Other benefits of the carbon wheel, explained Wirth, are that carbon-fiber wheels significantly improve vehicle refinement with a 50% higher frequency compared to forged aluminum and excellent material damping, 870% higher damping vs forged aluminum. “Superior material, light weight and increased damping result in reduced impact harshness and noise reduction measured at the driver’s ear,” Wirth pointed out. “Hitting a pothole sounds more like a dull thud.”

Another benefit is that cracks and failures are reduced. “The carbon fiber keeps the wheel together and absorbs more of the energy in impacts over aluminum wheels,” said Wirth.

Overall, Wirth noted that the group is trying to reduce cycle time, take the labor toward mechanization and automation. “While the carbon-fiber process is costlier, it’s good for low-volume vehicles.”

Ford expects to be making 50,000 vehicles by 2020.

About the Author(s)

Clare Goldsberry

Until she retired in September 2021, Clare Goldsberry reported on the plastics industry for more than 30 years. In addition to the 10,000+ articles she has written, by her own estimation, she is the author of several books, including The Business of Injection Molding: How to succeed as a custom molder and Purchasing Injection Molds: A buyers guide. Goldsberry is a member of the Plastics Pioneers Association. She reflected on her long career in "Time to Say Good-Bye."

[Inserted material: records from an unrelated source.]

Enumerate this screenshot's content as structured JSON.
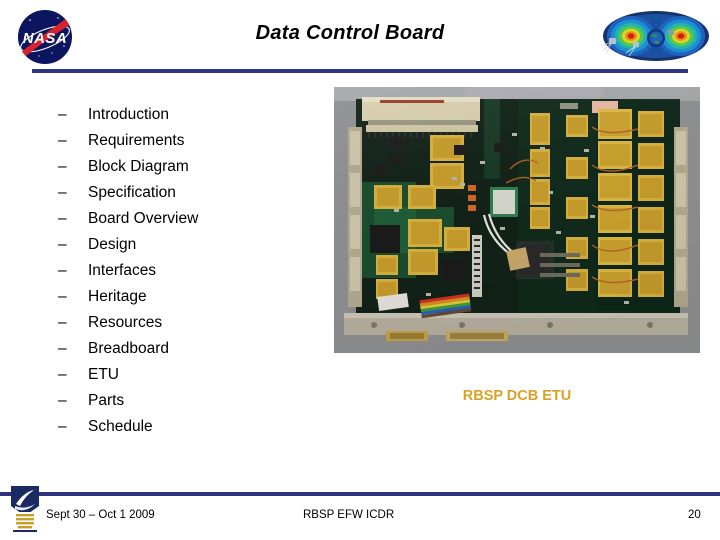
{
  "header": {
    "title": "Data Control Board",
    "nasa_logo_alt": "NASA",
    "rule_color": "#2e3480"
  },
  "outline": {
    "bullet": "–",
    "items": [
      {
        "label": "Introduction"
      },
      {
        "label": "Requirements"
      },
      {
        "label": "Block Diagram"
      },
      {
        "label": "Specification"
      },
      {
        "label": "Board Overview"
      },
      {
        "label": "Design"
      },
      {
        "label": "Interfaces"
      },
      {
        "label": "Heritage"
      },
      {
        "label": "Resources"
      },
      {
        "label": "Breadboard"
      },
      {
        "label": "ETU"
      },
      {
        "label": "Parts"
      },
      {
        "label": "Schedule"
      }
    ]
  },
  "photo": {
    "caption": "RBSP DCB ETU",
    "caption_color": "#d9a227"
  },
  "footer": {
    "date": "Sept 30 – Oct 1 2009",
    "event": "RBSP EFW ICDR",
    "page": "20"
  }
}
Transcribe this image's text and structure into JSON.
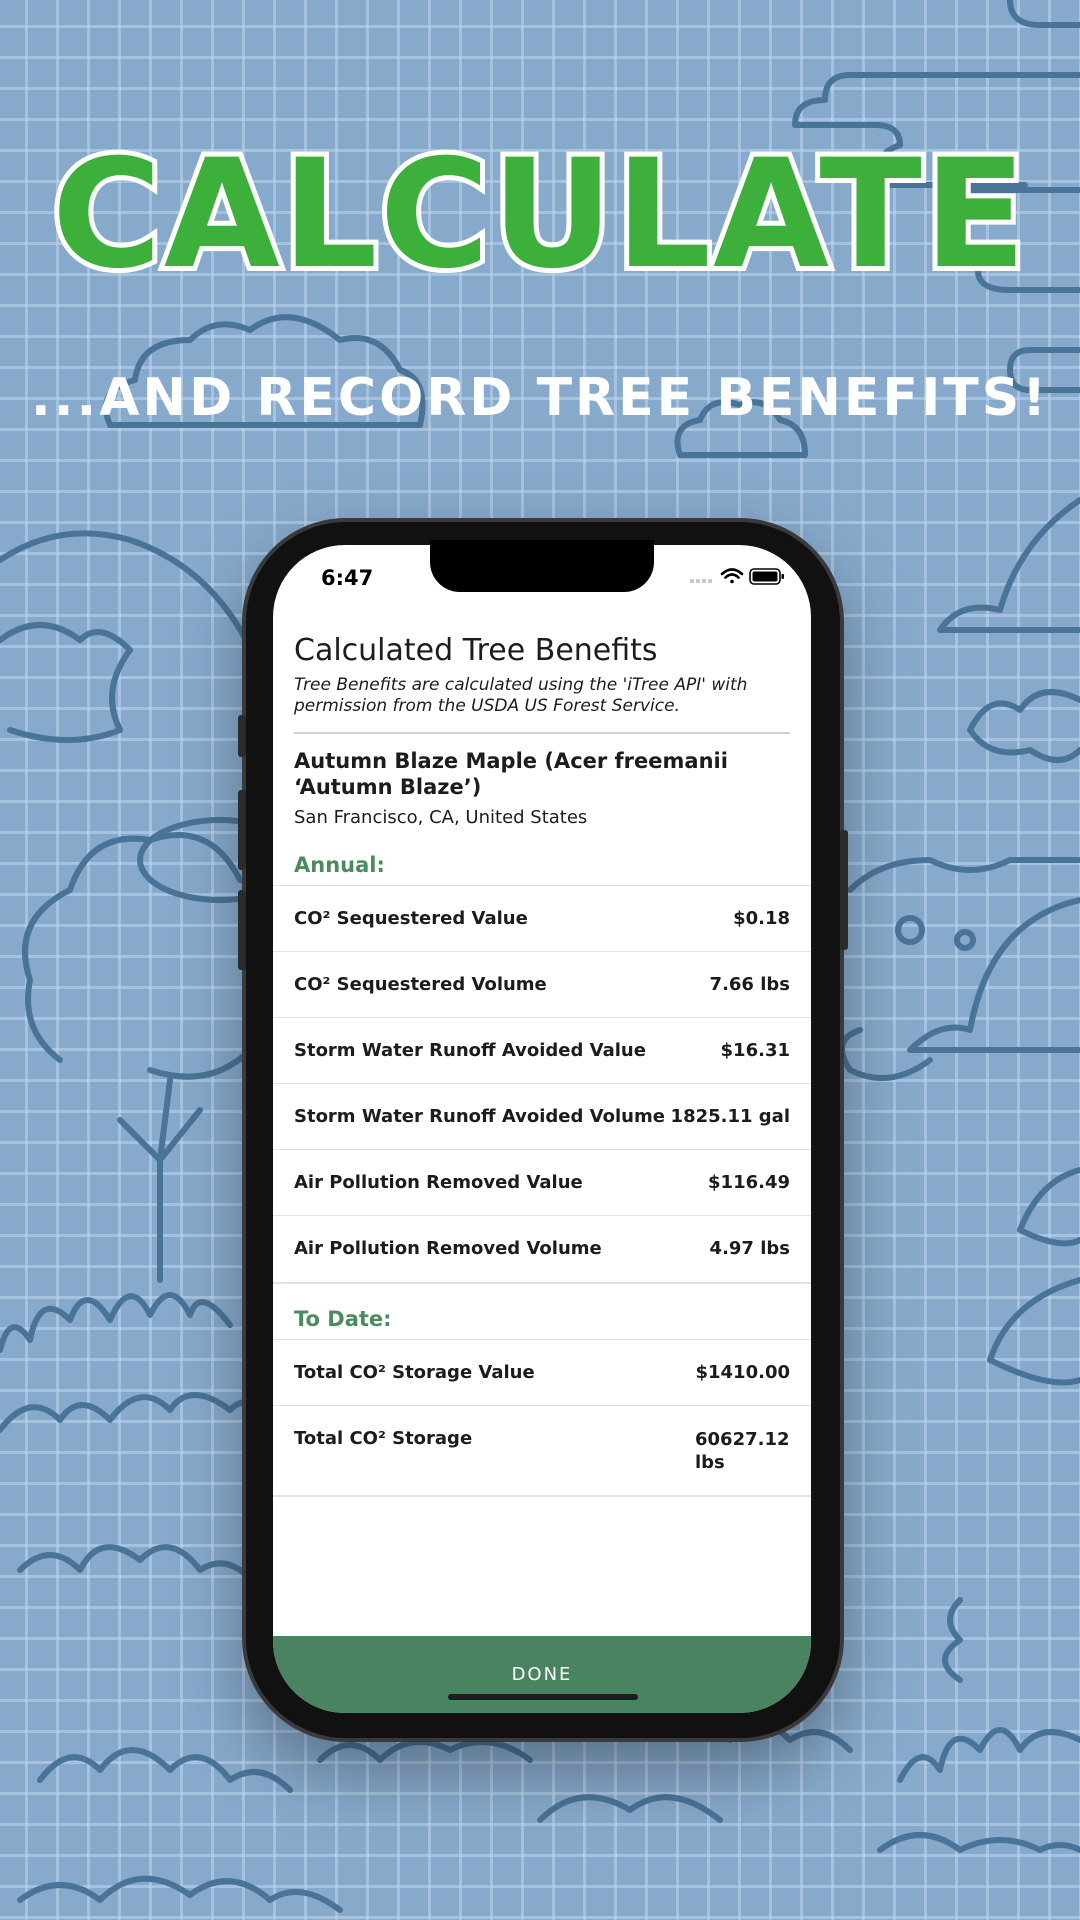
{
  "promo": {
    "headline": "CALCULATE",
    "subheadline": "...AND RECORD TREE BENEFITS!"
  },
  "status_bar": {
    "time": "6:47",
    "icons": [
      "signal-icon",
      "wifi-icon",
      "battery-icon"
    ]
  },
  "screen": {
    "title": "Calculated Tree Benefits",
    "disclaimer": "Tree Benefits are calculated using the 'iTree API' with permission from the USDA US Forest Service.",
    "tree_name": "Autumn Blaze Maple (Acer freemanii ‘Autumn Blaze’)",
    "location": "San Francisco, CA, United States",
    "annual": {
      "heading": "Annual:",
      "rows": [
        {
          "label": "CO² Sequestered Value",
          "value": "$0.18"
        },
        {
          "label": "CO² Sequestered Volume",
          "value": "7.66 lbs"
        },
        {
          "label": "Storm Water Runoff Avoided Value",
          "value": "$16.31"
        },
        {
          "label": "Storm Water Runoff Avoided Volume",
          "value": "1825.11 gal"
        },
        {
          "label": "Air Pollution Removed Value",
          "value": "$116.49"
        },
        {
          "label": "Air Pollution Removed Volume",
          "value": "4.97 lbs"
        }
      ]
    },
    "to_date": {
      "heading": "To Date:",
      "rows": [
        {
          "label": "Total CO² Storage Value",
          "value": "$1410.00"
        },
        {
          "label": "Total CO² Storage",
          "value": "60627.12 lbs"
        }
      ]
    },
    "done_label": "DONE"
  },
  "colors": {
    "background": "#87a9cb",
    "headline_green": "#3daf3b",
    "section_green": "#4b8c5f",
    "done_bar": "#4a8360"
  }
}
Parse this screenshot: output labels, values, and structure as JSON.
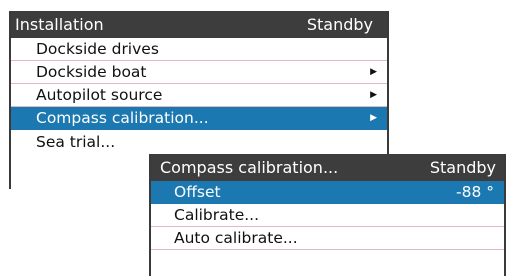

Sign up for the PlasticsToday NewsFeed newsletter.

You May Also Like